◆ Exercise brief
Lines below that include the word "Additional" should each be copied.

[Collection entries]
- Opening Delimiter -
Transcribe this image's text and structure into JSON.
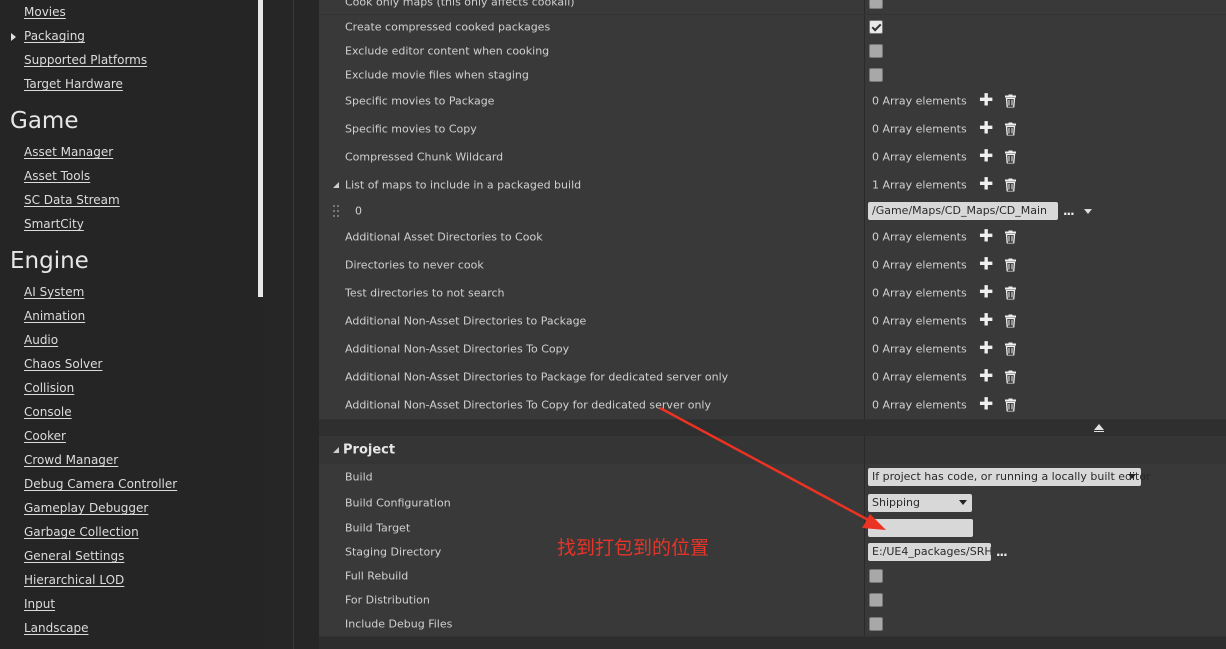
{
  "sidebar": {
    "items_top": [
      {
        "label": "Movies"
      },
      {
        "label": "Packaging"
      },
      {
        "label": "Supported Platforms"
      },
      {
        "label": "Target Hardware"
      }
    ],
    "game_header": "Game",
    "game_items": [
      {
        "label": "Asset Manager"
      },
      {
        "label": "Asset Tools"
      },
      {
        "label": "SC Data Stream"
      },
      {
        "label": "SmartCity"
      }
    ],
    "engine_header": "Engine",
    "engine_items": [
      {
        "label": "AI System"
      },
      {
        "label": "Animation"
      },
      {
        "label": "Audio"
      },
      {
        "label": "Chaos Solver"
      },
      {
        "label": "Collision"
      },
      {
        "label": "Console"
      },
      {
        "label": "Cooker"
      },
      {
        "label": "Crowd Manager"
      },
      {
        "label": "Debug Camera Controller"
      },
      {
        "label": "Gameplay Debugger"
      },
      {
        "label": "Garbage Collection"
      },
      {
        "label": "General Settings"
      },
      {
        "label": "Hierarchical LOD"
      },
      {
        "label": "Input"
      },
      {
        "label": "Landscape"
      }
    ]
  },
  "packaging_rows": {
    "cook_only_maps": "Cook only maps (this only affects cookall)",
    "create_compressed": "Create compressed cooked packages",
    "exclude_editor": "Exclude editor content when cooking",
    "exclude_movie": "Exclude movie files when staging",
    "specific_movies_package": "Specific movies to Package",
    "specific_movies_copy": "Specific movies to Copy",
    "compressed_chunk": "Compressed Chunk Wildcard",
    "list_of_maps": "List of maps to include in a packaged build",
    "map_index": "0",
    "map_value": "/Game/Maps/CD_Maps/CD_Main",
    "additional_asset_dirs": "Additional Asset Directories to Cook",
    "never_cook": "Directories to never cook",
    "test_dirs": "Test directories to not search",
    "non_asset_package": "Additional Non-Asset Directories to Package",
    "non_asset_copy": "Additional Non-Asset Directories To Copy",
    "non_asset_package_server": "Additional Non-Asset Directories to Package for dedicated server only",
    "non_asset_copy_server": "Additional Non-Asset Directories To Copy for dedicated server only"
  },
  "array": {
    "zero": "0 Array elements",
    "one": "1 Array elements"
  },
  "project": {
    "title": "Project",
    "build_label": "Build",
    "build_value": "If project has code, or running a locally built editor",
    "build_config_label": "Build Configuration",
    "build_config_value": "Shipping",
    "build_target_label": "Build Target",
    "build_target_value": "",
    "staging_label": "Staging Directory",
    "staging_value": "E:/UE4_packages/SRH",
    "full_rebuild_label": "Full Rebuild",
    "distribution_label": "For Distribution",
    "debug_files_label": "Include Debug Files"
  },
  "annotation": {
    "text": "找到打包到的位置",
    "color": "#e53528"
  },
  "ellipsis": "..."
}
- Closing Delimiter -
◆ Answer space
    "additional_asset_dirs": "Additional Asset Directories to Cook",
    "non_asset_package": "Additional Non-Asset Directories to Package",
    "non_asset_copy": "Additional Non-Asset Directories To Copy",
    "non_asset_package_server": "Additional Non-Asset Directories to Package for dedicated server only",
    "non_asset_copy_server": "Additional Non-Asset Directories To Copy for dedicated server only"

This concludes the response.